**Exercise**
Could you restate the entries below word for word and leave out the pictures?

──────── Record extracts

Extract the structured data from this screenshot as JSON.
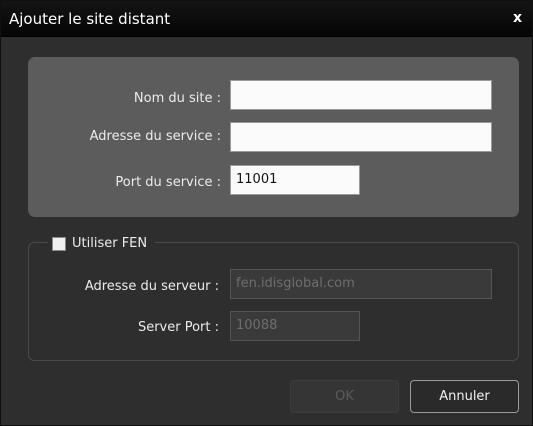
{
  "window": {
    "title": "Ajouter le site distant",
    "close_glyph": "x"
  },
  "site": {
    "name_label": "Nom du site :",
    "name_value": "",
    "address_label": "Adresse du service :",
    "address_value": "",
    "port_label": "Port du service :",
    "port_value": "11001"
  },
  "fen": {
    "checkbox_label": "Utiliser FEN",
    "checked": false,
    "server_address_label": "Adresse du serveur :",
    "server_address_value": "fen.idisglobal.com",
    "server_port_label": "Server Port :",
    "server_port_value": "10088"
  },
  "buttons": {
    "ok": "OK",
    "cancel": "Annuler"
  }
}
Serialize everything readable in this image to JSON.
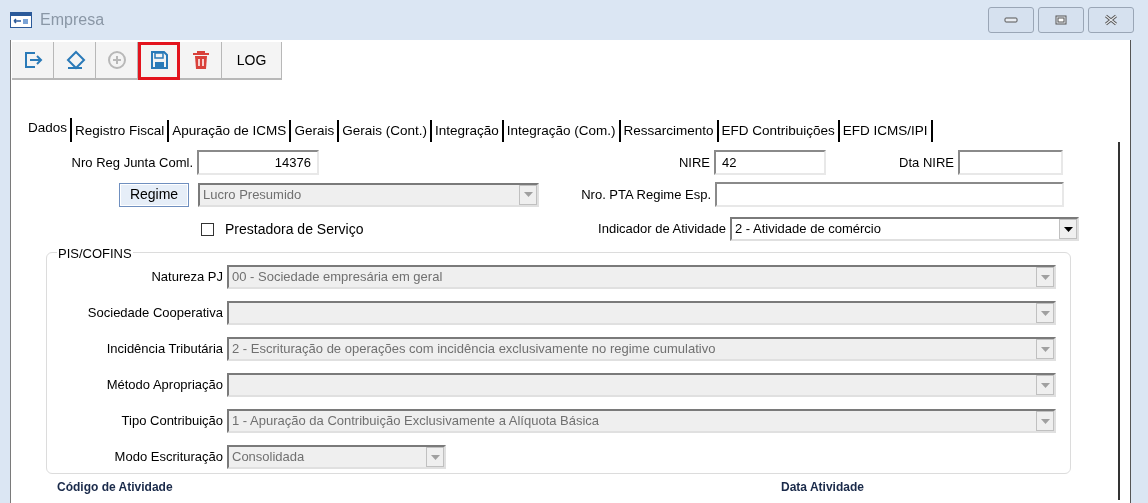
{
  "window": {
    "title": "Empresa"
  },
  "toolbar": [
    {
      "kind": "exit",
      "disabled": false,
      "highlighted": false
    },
    {
      "kind": "eraser",
      "disabled": false,
      "highlighted": false
    },
    {
      "kind": "add",
      "disabled": true,
      "highlighted": false
    },
    {
      "kind": "save",
      "disabled": false,
      "highlighted": true
    },
    {
      "kind": "delete",
      "disabled": false,
      "highlighted": false
    },
    {
      "kind": "text",
      "label": "LOG",
      "disabled": false,
      "highlighted": false
    }
  ],
  "tabs": [
    {
      "label": "Dados",
      "selected": true
    },
    {
      "label": "Registro Fiscal",
      "selected": false
    },
    {
      "label": "Apuração de ICMS",
      "selected": false
    },
    {
      "label": "Gerais",
      "selected": false
    },
    {
      "label": "Gerais (Cont.)",
      "selected": false
    },
    {
      "label": "Integração",
      "selected": false
    },
    {
      "label": "Integração (Com.)",
      "selected": false
    },
    {
      "label": "Ressarcimento",
      "selected": false
    },
    {
      "label": "EFD Contribuições",
      "selected": false
    },
    {
      "label": "EFD ICMS/IPI",
      "selected": false
    }
  ],
  "form": {
    "nro_reg_junta": {
      "label": "Nro Reg Junta Coml.",
      "value": "14376"
    },
    "nire": {
      "label": "NIRE",
      "value": "42"
    },
    "dta_nire": {
      "label": "Dta NIRE"
    },
    "regime_button": {
      "label": "Regime"
    },
    "regime": {
      "value": "Lucro Presumido",
      "disabled": true
    },
    "nro_pta": {
      "label": "Nro. PTA Regime Esp."
    },
    "prestadora": {
      "label": "Prestadora de Serviço",
      "checked": false
    },
    "indicador": {
      "label": "Indicador de Atividade",
      "value": "2 - Atividade de comércio",
      "disabled": false
    }
  },
  "pis_cofins": {
    "title": "PIS/COFINS",
    "fields": [
      {
        "label": "Natureza PJ",
        "value": "00 - Sociedade empresária em geral",
        "kind": "wide",
        "disabled": true
      },
      {
        "label": "Sociedade Cooperativa",
        "kind": "wide",
        "disabled": true
      },
      {
        "label": "Incidência Tributária",
        "value": "2 - Escrituração de operações com incidência exclusivamente no regime cumulativo",
        "kind": "wide",
        "disabled": true
      },
      {
        "label": "Método Apropriação",
        "kind": "wide",
        "disabled": true
      },
      {
        "label": "Tipo Contribuição",
        "value": "1 - Apuração da Contribuição Exclusivamente a Alíquota Básica",
        "kind": "wide",
        "disabled": true
      },
      {
        "label": "Modo Escrituração",
        "value": "Consolidada",
        "kind": "narrow",
        "disabled": true
      }
    ]
  },
  "bottom_labels": [
    "Código de Atividade",
    "Data Atividade"
  ]
}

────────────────

**Result of this task**
Extract the structured data from this screenshot as JSON.
{
  "window": {
    "title": "Ajouter le site distant",
    "close_glyph": "x"
  },
  "site": {
    "name_label": "Nom du site :",
    "name_value": "",
    "address_label": "Adresse du service :",
    "address_value": "",
    "port_label": "Port du service :",
    "port_value": "11001"
  },
  "fen": {
    "checkbox_label": "Utiliser FEN",
    "checked": false,
    "server_address_label": "Adresse du serveur :",
    "server_address_value": "fen.idisglobal.com",
    "server_port_label": "Server Port :",
    "server_port_value": "10088"
  },
  "buttons": {
    "ok": "OK",
    "cancel": "Annuler"
  }
}
Serialize everything readable in this image to JSON.
{
  "window": {
    "title": "Empresa"
  },
  "toolbar": [
    {
      "kind": "exit",
      "disabled": false,
      "highlighted": false
    },
    {
      "kind": "eraser",
      "disabled": false,
      "highlighted": false
    },
    {
      "kind": "add",
      "disabled": true,
      "highlighted": false
    },
    {
      "kind": "save",
      "disabled": false,
      "highlighted": true
    },
    {
      "kind": "delete",
      "disabled": false,
      "highlighted": false
    },
    {
      "kind": "text",
      "label": "LOG",
      "disabled": false,
      "highlighted": false
    }
  ],
  "tabs": [
    {
      "label": "Dados",
      "selected": true
    },
    {
      "label": "Registro Fiscal",
      "selected": false
    },
    {
      "label": "Apuração de ICMS",
      "selected": false
    },
    {
      "label": "Gerais",
      "selected": false
    },
    {
      "label": "Gerais (Cont.)",
      "selected": false
    },
    {
      "label": "Integração",
      "selected": false
    },
    {
      "label": "Integração (Com.)",
      "selected": false
    },
    {
      "label": "Ressarcimento",
      "selected": false
    },
    {
      "label": "EFD Contribuições",
      "selected": false
    },
    {
      "label": "EFD ICMS/IPI",
      "selected": false
    }
  ],
  "form": {
    "nro_reg_junta": {
      "label": "Nro Reg Junta Coml.",
      "value": "14376"
    },
    "nire": {
      "label": "NIRE",
      "value": "42"
    },
    "dta_nire": {
      "label": "Dta NIRE"
    },
    "regime_button": {
      "label": "Regime"
    },
    "regime": {
      "value": "Lucro Presumido",
      "disabled": true
    },
    "nro_pta": {
      "label": "Nro. PTA Regime Esp."
    },
    "prestadora": {
      "label": "Prestadora de Serviço",
      "checked": false
    },
    "indicador": {
      "label": "Indicador de Atividade",
      "value": "2 - Atividade de comércio",
      "disabled": false
    }
  },
  "pis_cofins": {
    "title": "PIS/COFINS",
    "fields": [
      {
        "label": "Natureza PJ",
        "value": "00 - Sociedade empresária em geral",
        "kind": "wide",
        "disabled": true
      },
      {
        "label": "Sociedade Cooperativa",
        "kind": "wide",
        "disabled": true
      },
      {
        "label": "Incidência Tributária",
        "value": "2 - Escrituração de operações com incidência exclusivamente no regime cumulativo",
        "kind": "wide",
        "disabled": true
      },
      {
        "label": "Método Apropriação",
        "kind": "wide",
        "disabled": true
      },
      {
        "label": "Tipo Contribuição",
        "value": "1 - Apuração da Contribuição Exclusivamente a Alíquota Básica",
        "kind": "wide",
        "disabled": true
      },
      {
        "label": "Modo Escrituração",
        "value": "Consolidada",
        "kind": "narrow",
        "disabled": true
      }
    ]
  },
  "bottom_labels": [
    "Código de Atividade",
    "Data Atividade"
  ]
}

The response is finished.